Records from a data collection
Content starts

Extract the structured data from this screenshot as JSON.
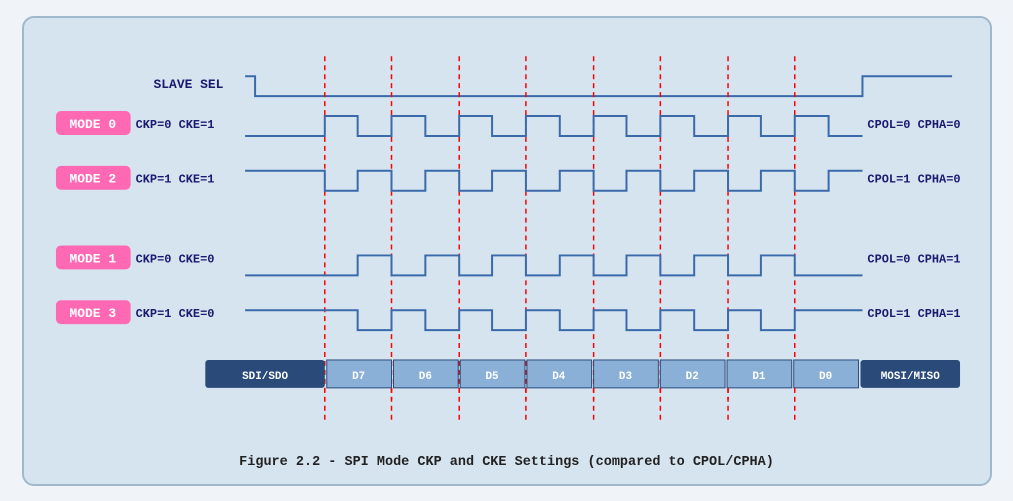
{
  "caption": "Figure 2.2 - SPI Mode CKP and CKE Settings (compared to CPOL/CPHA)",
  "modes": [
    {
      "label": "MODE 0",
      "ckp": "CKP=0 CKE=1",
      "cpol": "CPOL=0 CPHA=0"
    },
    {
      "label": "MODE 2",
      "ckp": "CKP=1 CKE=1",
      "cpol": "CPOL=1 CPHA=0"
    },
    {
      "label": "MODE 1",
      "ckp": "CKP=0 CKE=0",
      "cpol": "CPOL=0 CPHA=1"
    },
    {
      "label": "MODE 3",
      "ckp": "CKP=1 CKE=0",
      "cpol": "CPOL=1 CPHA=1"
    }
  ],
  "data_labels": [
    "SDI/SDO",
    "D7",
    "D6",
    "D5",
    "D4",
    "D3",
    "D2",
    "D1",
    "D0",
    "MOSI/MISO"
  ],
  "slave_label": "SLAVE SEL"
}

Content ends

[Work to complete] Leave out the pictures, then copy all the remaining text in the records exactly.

[Answer section]
Extract the structured data from this screenshot as JSON.
{
  "caption": "Figure 2.2 - SPI Mode CKP and CKE Settings (compared to CPOL/CPHA)",
  "modes": [
    {
      "label": "MODE 0",
      "ckp": "CKP=0 CKE=1",
      "cpol": "CPOL=0 CPHA=0"
    },
    {
      "label": "MODE 2",
      "ckp": "CKP=1 CKE=1",
      "cpol": "CPOL=1 CPHA=0"
    },
    {
      "label": "MODE 1",
      "ckp": "CKP=0 CKE=0",
      "cpol": "CPOL=0 CPHA=1"
    },
    {
      "label": "MODE 3",
      "ckp": "CKP=1 CKE=0",
      "cpol": "CPOL=1 CPHA=1"
    }
  ],
  "data_labels": [
    "SDI/SDO",
    "D7",
    "D6",
    "D5",
    "D4",
    "D3",
    "D2",
    "D1",
    "D0",
    "MOSI/MISO"
  ],
  "slave_label": "SLAVE SEL"
}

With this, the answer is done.